Antoine François Prévost d'Exiles, who is known as the Abbé Prévost, was first exposed to conventual discipline when he entered a Jesuit school at the age of 14, following his father's death. In the years that ensued, he alternated military service, love affairs, and intense literary activity with periods as first a Jesuit and then a Benedictine novice. He was ordained a Benedictine priest in 1721 and for 8 years engaged in study, teaching, and scholarly work in a variety of Benedictine communities.
Restless and unhappy, he settled for a time at St-Germain-des-Prés in Paris, where he began to write in secret the fictional compendium Les Mémoires et aventures d'un homme de qualité qui s'est retiré du monde. In 1728 he threw his vow of stability to the winds and fled to London. He traveled through England, eventually becoming companion and tutor to one Sir John Eyles. Les Mémoires was published in part in 1728. Two years later Prévost left England for Holland, and there he worked at translating works of Samuel Richardson and also published the fifth, sixth, and seventh volumes of Les Mémoires.
Les Mémoires is an original work written to promote broader understanding of England in France. At a time when England was regarded by Frenchmen as a bloody and barbarous nation, Prévost had learned to love that country. Unlike most previous Frenchmen who had attempted to write about England, Prévost had learned English; he had also traveled in the provinces, gathering folklore from the peasants. His book is an impassioned plea for religious tolerance. It expresses a deep admiration for the comparative ease with which the different social classes in England mingled.

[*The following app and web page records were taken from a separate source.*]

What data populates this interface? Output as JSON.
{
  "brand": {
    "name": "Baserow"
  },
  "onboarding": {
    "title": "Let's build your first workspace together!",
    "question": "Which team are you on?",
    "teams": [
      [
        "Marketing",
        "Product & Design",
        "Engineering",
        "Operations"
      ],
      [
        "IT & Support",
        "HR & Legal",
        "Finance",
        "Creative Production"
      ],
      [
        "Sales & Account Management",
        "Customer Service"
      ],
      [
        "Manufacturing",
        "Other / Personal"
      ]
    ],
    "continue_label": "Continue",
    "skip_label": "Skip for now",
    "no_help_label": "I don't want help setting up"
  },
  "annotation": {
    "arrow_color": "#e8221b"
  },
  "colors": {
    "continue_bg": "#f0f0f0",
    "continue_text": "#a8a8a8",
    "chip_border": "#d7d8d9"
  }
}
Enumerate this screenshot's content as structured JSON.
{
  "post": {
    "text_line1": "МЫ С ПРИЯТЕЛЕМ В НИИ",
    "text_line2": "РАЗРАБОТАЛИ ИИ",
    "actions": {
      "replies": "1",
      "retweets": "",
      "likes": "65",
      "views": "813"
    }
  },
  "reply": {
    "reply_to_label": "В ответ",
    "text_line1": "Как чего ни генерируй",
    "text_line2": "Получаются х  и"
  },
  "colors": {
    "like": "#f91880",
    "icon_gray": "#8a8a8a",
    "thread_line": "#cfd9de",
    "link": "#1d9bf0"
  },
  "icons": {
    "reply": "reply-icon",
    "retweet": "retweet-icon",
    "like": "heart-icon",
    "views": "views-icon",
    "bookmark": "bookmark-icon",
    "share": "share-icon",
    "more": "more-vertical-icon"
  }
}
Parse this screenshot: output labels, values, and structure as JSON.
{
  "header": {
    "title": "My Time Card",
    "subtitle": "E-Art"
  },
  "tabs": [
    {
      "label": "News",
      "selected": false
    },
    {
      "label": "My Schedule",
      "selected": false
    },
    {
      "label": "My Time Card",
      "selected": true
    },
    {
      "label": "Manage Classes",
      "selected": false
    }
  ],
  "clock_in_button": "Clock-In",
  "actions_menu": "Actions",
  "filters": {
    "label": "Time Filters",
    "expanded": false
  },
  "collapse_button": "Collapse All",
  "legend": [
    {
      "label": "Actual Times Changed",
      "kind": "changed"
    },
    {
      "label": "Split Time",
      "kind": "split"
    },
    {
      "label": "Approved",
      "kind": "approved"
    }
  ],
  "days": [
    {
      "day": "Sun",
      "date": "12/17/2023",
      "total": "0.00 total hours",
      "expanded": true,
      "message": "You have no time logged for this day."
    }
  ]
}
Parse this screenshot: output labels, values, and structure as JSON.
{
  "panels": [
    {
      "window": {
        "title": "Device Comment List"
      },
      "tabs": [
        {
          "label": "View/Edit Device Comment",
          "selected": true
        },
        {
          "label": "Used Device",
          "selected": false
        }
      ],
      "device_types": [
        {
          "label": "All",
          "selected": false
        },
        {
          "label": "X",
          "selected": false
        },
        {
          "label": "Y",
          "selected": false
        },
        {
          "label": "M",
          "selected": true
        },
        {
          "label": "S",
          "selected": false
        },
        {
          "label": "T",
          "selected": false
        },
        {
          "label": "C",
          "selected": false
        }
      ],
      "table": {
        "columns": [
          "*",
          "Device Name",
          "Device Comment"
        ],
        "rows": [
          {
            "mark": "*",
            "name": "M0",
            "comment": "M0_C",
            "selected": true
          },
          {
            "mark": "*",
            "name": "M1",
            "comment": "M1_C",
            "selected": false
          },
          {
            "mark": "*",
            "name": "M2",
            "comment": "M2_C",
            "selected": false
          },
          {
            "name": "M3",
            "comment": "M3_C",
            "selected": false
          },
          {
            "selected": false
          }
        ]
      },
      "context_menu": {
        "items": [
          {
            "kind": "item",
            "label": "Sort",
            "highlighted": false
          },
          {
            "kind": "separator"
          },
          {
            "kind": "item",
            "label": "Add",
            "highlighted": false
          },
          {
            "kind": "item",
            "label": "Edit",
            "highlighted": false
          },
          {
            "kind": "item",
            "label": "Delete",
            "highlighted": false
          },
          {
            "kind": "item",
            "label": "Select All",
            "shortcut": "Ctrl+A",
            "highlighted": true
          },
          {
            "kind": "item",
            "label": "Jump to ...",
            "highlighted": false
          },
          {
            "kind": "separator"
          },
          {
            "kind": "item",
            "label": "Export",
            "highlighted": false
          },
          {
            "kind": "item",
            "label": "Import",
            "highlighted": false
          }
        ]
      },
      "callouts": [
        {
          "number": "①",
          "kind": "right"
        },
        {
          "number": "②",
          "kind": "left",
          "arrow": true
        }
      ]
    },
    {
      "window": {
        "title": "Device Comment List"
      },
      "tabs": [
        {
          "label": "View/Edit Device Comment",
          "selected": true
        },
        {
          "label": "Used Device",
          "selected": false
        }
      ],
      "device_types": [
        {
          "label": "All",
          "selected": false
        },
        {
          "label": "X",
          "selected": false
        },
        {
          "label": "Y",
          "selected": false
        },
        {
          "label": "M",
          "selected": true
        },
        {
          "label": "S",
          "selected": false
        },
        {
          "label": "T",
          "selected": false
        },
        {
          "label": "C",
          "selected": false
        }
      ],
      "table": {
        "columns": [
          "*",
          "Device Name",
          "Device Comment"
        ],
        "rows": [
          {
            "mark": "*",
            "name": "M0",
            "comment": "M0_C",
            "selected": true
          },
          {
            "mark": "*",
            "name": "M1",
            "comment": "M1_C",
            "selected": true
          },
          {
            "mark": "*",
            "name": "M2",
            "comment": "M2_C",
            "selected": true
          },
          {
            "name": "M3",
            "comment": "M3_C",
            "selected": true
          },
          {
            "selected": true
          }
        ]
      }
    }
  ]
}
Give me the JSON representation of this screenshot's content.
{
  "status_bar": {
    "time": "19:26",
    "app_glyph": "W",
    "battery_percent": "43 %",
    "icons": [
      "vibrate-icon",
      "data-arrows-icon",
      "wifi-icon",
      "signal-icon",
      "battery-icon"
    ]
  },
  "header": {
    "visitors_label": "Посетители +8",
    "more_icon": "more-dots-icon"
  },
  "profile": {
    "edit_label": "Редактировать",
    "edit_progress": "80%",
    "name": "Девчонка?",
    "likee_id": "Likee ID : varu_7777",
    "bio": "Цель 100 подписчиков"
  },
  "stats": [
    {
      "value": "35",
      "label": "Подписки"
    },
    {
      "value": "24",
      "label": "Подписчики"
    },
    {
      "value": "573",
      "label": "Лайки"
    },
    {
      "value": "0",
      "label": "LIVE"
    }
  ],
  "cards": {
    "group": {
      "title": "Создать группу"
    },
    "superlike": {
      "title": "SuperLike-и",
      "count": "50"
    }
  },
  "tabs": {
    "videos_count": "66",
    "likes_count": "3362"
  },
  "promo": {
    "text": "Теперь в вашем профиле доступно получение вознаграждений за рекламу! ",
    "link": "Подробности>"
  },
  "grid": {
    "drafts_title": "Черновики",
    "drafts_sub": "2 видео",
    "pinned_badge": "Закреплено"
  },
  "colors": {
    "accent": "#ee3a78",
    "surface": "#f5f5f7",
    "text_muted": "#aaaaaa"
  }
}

Prévost recognized that the return to nature as source and subject matter of poetry was a unique phenomenon in English literature, and he was one of the first to introduce this essential romantic theme to France. Of all the works written about England in the 18th century by foreign travelers, Les Mémoires is the most complete, the most unprejudiced, and the most reliable.
Once more in England, Prévost began the publication of his serial novel, Le Philosophe anglais ou les mémoires de Cleveland (generally known as Cleveland), a task that extended from 1732 to 1739. In 1733 he also began publishing the periodical Le Pour et le contre. Upon his return to France and his reconciliation with the Church in 1734, he published Le Doyen de Killerine (1735). L'Histoire d'une grecque moderne and Marguerite d'Anjou, a historical novel, were published in 1740.
After his brief exile, Prévost produced numerous translations, most notably bowdlerized versions of Richardson's novels. He also worked on anthologies of fiction and moral essays, and he served as editor for several large publishing enterprises. In 1754 he collaborated on the Journal étranger and was commissioned to work on the history of the Condé family.
The seventh volume of Les Mémoires was published separately in France 2 years after its original publication in Holland. This highly condensed novel, L'Histoire du chevalier des Grieux et de Manon Lescaut, has achieved, of all Prévost's works, the most lasting success. Des Grieux, its childlike hero, is unaware of life, unaware of his own desires, when suddenly he is swept away by his passion for Manon, who is all charm and sensuality. Manon Lescaut is one of a handful of novels that constitute a genre uniquely French—the roman personnel, or personal novel. It is highly compressed, direct, sparing in style and episode; characteristically, it unfolds through a series of psychological revelations. The operas Manon (1884) by Jules Massenet and Manon Lescaut (1893) by Giacomo Puccini are based on this work.
From 1754, when Prévost was asked to write a history of the Condé family, he resided at Saint-Firmin in order to be close to the family archives in Chantilly. He died suddenly from apoplexy (or from a ruptured aorta) returning home at night through the forest of Chantilly.
The translation of Manon Lescaut by Burton Rascoe (1919) is a readable version of the novel. The Modern Library translation includes a brief introduction in English by Guy de Maupassant. The best works on Prévost are in French. A useful study in English is George R. Havens, The Abbé Prévost and English Literature (1921).